Kenyatta has established some national party bona fides, in part by serving as a surrogate for President Joe Biden’s 2020 campaign. He also became the first openly LGBTQ+ person of color to run for U.S Senate in 2022 – a primary bid he lost to now-U.S. Sen. John Fetterman. And just last year, Biden appointed Kenyatta to be chair of the Presidential Advisory Commission on Advancing Educational Equity, Excellence, and Economic Opportunity for Black Americans.

As for the seat itself, Kenyatta has said he wants it “to ask the tough questions, to help reimagine and streamline government and to build the coalitions to fix what’s wrong.” Both Kenyatta and Pinsley have vowed to take back responsibility for annual school compliance audits from the Pennsylvania Department of Education – a practice DeFoor did away with in 2022. 

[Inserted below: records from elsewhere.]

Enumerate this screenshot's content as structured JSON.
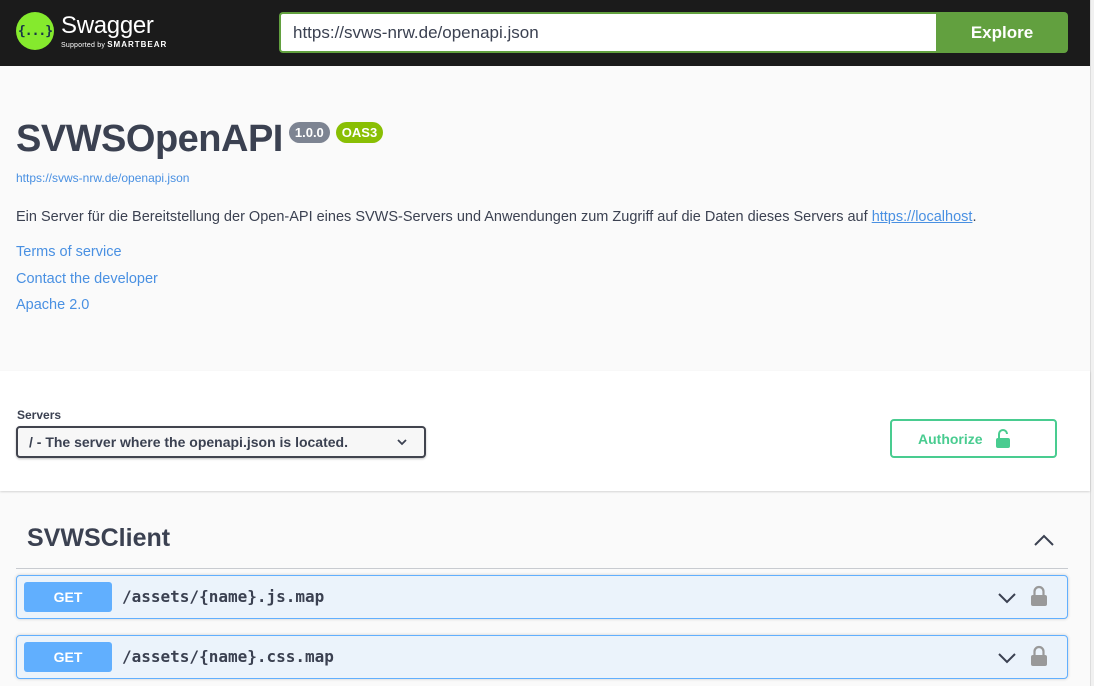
{
  "topbar": {
    "logo_title": "Swagger",
    "logo_supported": "Supported by",
    "logo_brand": "SMARTBEAR",
    "logo_glyph": "{...}",
    "url_value": "https://svws-nrw.de/openapi.json",
    "explore_label": "Explore"
  },
  "info": {
    "title": "SVWSOpenAPI",
    "version": "1.0.0",
    "oas": "OAS3",
    "spec_url": "https://svws-nrw.de/openapi.json",
    "description_text": "Ein Server für die Bereitstellung der Open-API eines SVWS-Servers und Anwendungen zum Zugriff auf die Daten dieses Servers auf ",
    "description_link": "https://localhost",
    "description_end": ".",
    "terms": "Terms of service",
    "contact": "Contact the developer",
    "license": "Apache 2.0"
  },
  "servers": {
    "label": "Servers",
    "selected": "/ - The server where the openapi.json is located.",
    "authorize_label": "Authorize"
  },
  "tag": {
    "name": "SVWSClient",
    "operations": [
      {
        "method": "GET",
        "path": "/assets/{name}.js.map"
      },
      {
        "method": "GET",
        "path": "/assets/{name}.css.map"
      }
    ]
  },
  "colors": {
    "topbar_bg": "#1b1b1b",
    "accent_green": "#62a03f",
    "get_blue": "#61affe",
    "authorize_green": "#49cc90",
    "link_blue": "#4990e2",
    "oas_badge": "#89bf04",
    "version_badge": "#7d8492"
  },
  "icons": [
    "swagger-logo-icon",
    "chevron-down-icon",
    "unlocked-icon",
    "chevron-up-icon",
    "locked-icon"
  ]
}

Kenyatta has also taken issue with DeFoor’s approach to the office, arguing that predecessors like Eugene DePasquale did more to maximize the role of auditor general and advocate for better use of public funds. 

“If the agenda is ‘only going to do the things that the legislature specifically tasked me with doing,’ you’re missing the type of flexibility that you want out of this office,” Kenyatta told City & State, pushing back on remarks that his legislative experience doesn’t match up with a fiscal role like that of auditor general. “At the end of the day, this is not about your CV … this is about the other CV: What is the clear vision you have laid out for this office?”

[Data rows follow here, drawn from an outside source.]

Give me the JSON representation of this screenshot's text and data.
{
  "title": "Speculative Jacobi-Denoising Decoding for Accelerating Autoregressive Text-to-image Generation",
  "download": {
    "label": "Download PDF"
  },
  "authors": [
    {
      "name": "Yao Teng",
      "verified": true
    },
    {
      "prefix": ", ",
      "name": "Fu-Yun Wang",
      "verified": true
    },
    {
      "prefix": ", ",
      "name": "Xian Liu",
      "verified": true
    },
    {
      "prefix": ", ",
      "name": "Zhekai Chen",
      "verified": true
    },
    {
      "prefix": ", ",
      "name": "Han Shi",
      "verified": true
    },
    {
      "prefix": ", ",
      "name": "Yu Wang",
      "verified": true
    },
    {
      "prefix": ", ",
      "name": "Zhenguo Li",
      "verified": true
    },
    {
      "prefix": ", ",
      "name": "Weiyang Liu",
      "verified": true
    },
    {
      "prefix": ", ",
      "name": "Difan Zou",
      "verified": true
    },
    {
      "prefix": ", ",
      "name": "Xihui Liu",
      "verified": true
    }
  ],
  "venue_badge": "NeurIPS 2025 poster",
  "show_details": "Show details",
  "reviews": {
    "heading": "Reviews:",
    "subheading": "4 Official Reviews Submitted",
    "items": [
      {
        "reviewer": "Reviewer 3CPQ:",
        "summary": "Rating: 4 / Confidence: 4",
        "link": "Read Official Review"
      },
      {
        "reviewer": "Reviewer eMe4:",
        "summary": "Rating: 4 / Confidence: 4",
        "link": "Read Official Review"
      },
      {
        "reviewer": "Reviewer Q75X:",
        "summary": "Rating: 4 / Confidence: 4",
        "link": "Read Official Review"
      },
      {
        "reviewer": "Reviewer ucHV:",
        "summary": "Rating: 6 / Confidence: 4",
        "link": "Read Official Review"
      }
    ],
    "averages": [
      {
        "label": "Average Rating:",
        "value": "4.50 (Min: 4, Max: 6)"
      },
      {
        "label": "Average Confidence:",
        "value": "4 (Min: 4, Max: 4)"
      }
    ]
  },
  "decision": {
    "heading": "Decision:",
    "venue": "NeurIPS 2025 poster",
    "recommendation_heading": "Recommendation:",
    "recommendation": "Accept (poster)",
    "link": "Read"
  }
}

Mark Pinsley

Pinsley is no stranger to Pennsylvania politics either. The Lehigh County Controller, now in his second term, was first elected to the position in 2019. He previously served as a commissioner in South Whitehall Township and unsuccessfully ran for state Senate in both 2018 and 2022 as a progressive Democrat. 

A pivotal point in Pinsley’s tenure – one he says sparked his interest in running for a statewide office in auditor general – was his investigation into the “systemic overdiagnosis” of medical child abuse, formerly known as Munchausen syndrome. Pinsley said he spoke to about 15 families who had their children taken away from them and put into care due to the diagnosis; after he released his report, other families immediately began reaching out to him. 

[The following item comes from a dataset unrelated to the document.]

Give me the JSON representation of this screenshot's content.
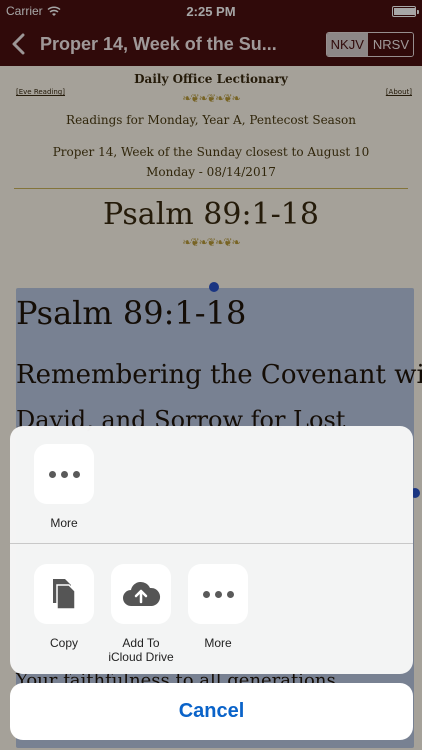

“After I put my report out, my phone literally did not stop ringing. And I found there were 150 families that had been impacted by this,” Pinsley told City & State. “I happen to be a believer that every dollar has an impact on somebody in Pennsylvania. Whether it’s the judges or the people that the judge is ruling on, every dollar matters … I got to see it firsthand – the impact that was happening. I think that was my major motivation to really want to do (this work) on a larger scale.”

Pinsley told City & State that his top priorities as auditor general would include bringing back independent audits of school districts and looking at the effectiveness of workforce development and protection programs. 

“A school should not be auditing itself, just like controllers don’t audit themselves; we have somebody else come in and audit us,” Pinsley said, adding that whether it’s on behalf of students or the state’s workers, he wants to ensure resources and taxpayer dollars are allocated appropriately. 

“The scope of the auditor general (office) lets you take a look at all money coming in and all money going out. And to the extent that you can tie money to it – and you saw Eugene DePasquale do this with his reports – you have an opportunity to at least educate the people. And to me, this is 100% about transparency.”

On the topic of transparency, the race generated controversy when a video emerged of Kenyatta accusing Pinsley of racism – a claim Pinsley said is without merit.

In a statement to news outlets, Kenyatta did not explain the basis for the accusation, instead calling the video “dirty political tricks.” Pinsley said the accusation is false and told Lehigh Valley News that it “doesn’t show good temperament.”

Pinsley also had to deal with questions about the validity of his nominating petitions when Democratic activists alleged that his campaign had forged signatures on his petitions from Chester County. Pinsley said there was no legal complaint filed against his campaign and he has remained on the ballot, noting the Department of State hadn’t taken action regarding any alleged wrongdoing.